Bryan Richardson
On Friday night I stopped at Safeway and bought shrimp flavored Cup-o-Noodles for dinner. On Saturday I drove to Fred Meyer and picked up a can of Campbell's chicken noodle. On Sunday I slurped soup at Pho Jasmine, and by Monday I was wondering whether Chaba Thai stills serves their signature sour-sweet squid and pork soup (they do). Am I trying to kill myself with a sodium overdose, or have the crappy weather and my freezing cold apartment created a soup addiction? Regardless, these local soup gourmets serve up a delicious bowl of hot lovin' in this, the cruel, cruel world.

Café Voila
SW 9th & Washington

This adorable little downtown café will endear you with its sincerity and delicious high-quality food. Their inventive soups rotate daily; recently they served a butternut squash with pancetta and a white bean and vegetable soup zestified with pesto. Order a cup or bowl with one of their sandwiches (like goat cheese and tomato or pecan chicken salad), fresh mixed green salads, or deli salads.
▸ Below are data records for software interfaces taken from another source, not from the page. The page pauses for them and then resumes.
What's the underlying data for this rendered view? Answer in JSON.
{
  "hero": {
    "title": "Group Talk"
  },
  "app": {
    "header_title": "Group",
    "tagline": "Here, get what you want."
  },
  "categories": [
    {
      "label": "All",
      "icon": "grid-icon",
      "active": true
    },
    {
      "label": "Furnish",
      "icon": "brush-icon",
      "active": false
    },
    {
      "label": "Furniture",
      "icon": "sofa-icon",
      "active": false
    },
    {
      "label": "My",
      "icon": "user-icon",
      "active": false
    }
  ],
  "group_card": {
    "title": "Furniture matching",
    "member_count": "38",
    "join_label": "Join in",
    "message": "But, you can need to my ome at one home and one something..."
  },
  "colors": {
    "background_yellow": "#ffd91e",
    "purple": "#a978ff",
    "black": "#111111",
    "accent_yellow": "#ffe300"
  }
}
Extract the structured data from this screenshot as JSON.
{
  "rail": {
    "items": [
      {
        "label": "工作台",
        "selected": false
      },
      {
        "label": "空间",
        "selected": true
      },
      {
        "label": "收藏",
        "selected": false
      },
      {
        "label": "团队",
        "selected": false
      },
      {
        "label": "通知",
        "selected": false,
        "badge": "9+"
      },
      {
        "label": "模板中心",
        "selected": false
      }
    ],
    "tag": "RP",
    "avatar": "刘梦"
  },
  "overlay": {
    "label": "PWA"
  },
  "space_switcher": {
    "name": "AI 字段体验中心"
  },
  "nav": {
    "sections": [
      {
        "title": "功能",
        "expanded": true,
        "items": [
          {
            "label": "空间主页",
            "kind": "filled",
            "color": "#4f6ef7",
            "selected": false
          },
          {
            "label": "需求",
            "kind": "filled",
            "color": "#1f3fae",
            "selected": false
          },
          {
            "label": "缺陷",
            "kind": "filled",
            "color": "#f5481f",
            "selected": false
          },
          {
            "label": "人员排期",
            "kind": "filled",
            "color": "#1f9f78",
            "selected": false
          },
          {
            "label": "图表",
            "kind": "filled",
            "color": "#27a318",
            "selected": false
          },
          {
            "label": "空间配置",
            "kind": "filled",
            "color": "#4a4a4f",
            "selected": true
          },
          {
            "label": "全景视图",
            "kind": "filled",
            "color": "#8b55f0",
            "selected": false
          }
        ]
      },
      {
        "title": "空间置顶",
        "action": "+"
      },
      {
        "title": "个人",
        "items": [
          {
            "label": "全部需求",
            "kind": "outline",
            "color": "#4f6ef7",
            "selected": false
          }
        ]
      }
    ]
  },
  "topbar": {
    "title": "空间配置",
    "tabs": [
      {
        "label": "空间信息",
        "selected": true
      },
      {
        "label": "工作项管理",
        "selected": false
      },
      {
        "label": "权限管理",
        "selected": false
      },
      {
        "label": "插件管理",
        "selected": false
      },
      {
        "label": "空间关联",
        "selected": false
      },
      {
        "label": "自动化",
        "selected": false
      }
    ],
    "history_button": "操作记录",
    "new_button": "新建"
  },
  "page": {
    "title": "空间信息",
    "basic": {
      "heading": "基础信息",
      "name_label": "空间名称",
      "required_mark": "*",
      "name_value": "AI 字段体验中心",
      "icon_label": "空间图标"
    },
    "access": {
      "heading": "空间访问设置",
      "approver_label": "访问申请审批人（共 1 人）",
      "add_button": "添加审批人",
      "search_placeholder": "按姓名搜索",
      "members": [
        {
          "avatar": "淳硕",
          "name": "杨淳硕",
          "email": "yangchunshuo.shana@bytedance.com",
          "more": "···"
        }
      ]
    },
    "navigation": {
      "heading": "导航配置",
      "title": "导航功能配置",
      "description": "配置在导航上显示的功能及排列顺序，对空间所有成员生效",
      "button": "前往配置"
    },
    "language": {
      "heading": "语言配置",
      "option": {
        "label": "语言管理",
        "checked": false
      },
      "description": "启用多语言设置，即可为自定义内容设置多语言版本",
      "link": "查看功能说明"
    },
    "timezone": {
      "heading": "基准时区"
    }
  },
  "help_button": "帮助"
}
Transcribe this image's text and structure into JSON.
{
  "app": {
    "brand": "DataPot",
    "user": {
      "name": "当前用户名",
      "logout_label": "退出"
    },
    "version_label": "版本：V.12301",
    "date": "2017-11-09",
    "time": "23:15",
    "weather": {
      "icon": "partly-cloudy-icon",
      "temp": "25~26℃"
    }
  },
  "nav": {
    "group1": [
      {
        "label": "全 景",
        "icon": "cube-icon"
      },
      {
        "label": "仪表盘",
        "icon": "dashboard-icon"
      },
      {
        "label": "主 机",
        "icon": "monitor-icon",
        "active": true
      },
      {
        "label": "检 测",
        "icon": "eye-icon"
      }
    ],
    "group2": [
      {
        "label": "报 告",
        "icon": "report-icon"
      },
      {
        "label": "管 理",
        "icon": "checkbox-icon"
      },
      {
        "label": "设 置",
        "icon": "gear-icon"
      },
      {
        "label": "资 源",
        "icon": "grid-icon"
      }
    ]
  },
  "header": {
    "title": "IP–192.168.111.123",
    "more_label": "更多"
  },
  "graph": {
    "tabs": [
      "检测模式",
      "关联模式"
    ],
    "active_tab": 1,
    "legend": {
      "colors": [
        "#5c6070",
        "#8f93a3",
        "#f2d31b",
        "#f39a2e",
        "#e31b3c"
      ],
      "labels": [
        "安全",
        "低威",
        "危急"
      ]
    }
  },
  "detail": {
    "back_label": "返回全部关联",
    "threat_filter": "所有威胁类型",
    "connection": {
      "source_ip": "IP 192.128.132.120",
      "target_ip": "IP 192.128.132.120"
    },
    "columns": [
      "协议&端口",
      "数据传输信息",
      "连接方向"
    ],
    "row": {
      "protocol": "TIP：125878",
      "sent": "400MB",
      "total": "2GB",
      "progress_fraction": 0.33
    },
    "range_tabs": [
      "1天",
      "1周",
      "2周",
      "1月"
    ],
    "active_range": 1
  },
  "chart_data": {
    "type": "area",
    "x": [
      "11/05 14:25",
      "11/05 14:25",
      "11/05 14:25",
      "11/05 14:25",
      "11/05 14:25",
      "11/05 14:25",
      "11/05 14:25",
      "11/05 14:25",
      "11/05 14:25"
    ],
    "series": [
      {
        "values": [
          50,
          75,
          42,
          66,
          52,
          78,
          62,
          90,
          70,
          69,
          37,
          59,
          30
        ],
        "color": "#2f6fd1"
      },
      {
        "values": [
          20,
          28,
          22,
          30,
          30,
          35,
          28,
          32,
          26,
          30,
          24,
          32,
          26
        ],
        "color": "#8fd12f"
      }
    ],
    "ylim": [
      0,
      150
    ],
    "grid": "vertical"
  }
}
I couldn't pass up their duck, wild rice, and cranberry salad creation, which, paired with the bean soup, represented nearly every food group. Next time you're downtown, give this place a try--the owner will thank you, and you'll undoubtedly be back.

No Fish! Go Fish!
3962 SE Hawthorne, 235-5378

No Fish calls their soup the Soup of the Gods and for good reason. With 97 of their own soup recipes varying daily, and fish-shaped stuffed cornbread sandwiches to back each hearty bowl up, you've got a healthy, delicious, and if you so choose, entirely vegetarian meal. If you want a main attraction with your bowl of homemade goodness, try No Fish's newly revamped dinner menu designed by former Atwater's chef Peter Tribuzio, featuring thrilling dishes like wild boar, lamb shank, pepper crusted tuna, breaded eggplant gorgonzola, and more. This place runs the gamut.

Old Wives' Tale
1300 E Burnside, 238-0470

Besides their incredibly thick and rich Hungarian mushroom soup, Old Wives' makes at least one vegan soup per day. My favorite is their clam chowder, which is brothier than most, has big chunks of clam, and doesn't make me feel like I'm going to have a coronary, even after two bowls. Other great varieties are the butternut squash and the borscht, and a refillable bowl comes with an endless variety of rolls, cornbread, and crackers.

Misohapi
1123 NW 23rd Ave, 796-2012

If I started to get into all the pho restaurants in town, I'd be here for another whole column, so I'll save that for later--although yes, Misohapi does serve pho. The pho, though, isn't reason enough to make the trip, but the miso soup is. Loaded with crisp fresh vegetables like huge stalks of broccoli, carrots, and onions, this miso soup amounts to a fabulous meal--especially if you find yourself under the weather. Besides the profoundly delicious miso, Misohapi offers other creative soups like the bright yellow coconut curry shrimp, the lemongrass tofu soup made with zucchini, mushrooms, and snowpeas, and tasty standards like hot and sour pork wonton soup, and a sizzling vegetable. The miso's the best though, so don't skip it.

New Old Lompoc
1616 NW 23rd, 225-1855

Not only does the Lompoc make several powerful varieties of beer, they also home-make a daily soup, and more importantly, a fantastic French onion, topped with Swiss and baked in the oven until it's bubbly and golden brown. A bowl of French onion is the perfect winter dinner because it satisfies your desire for heartiness without causing too much damage to your ever growing ass. Stop by for lunch or dinner and order a cup of soup, salad, and bread and it'll only cost you five bucks, which means more money for beer.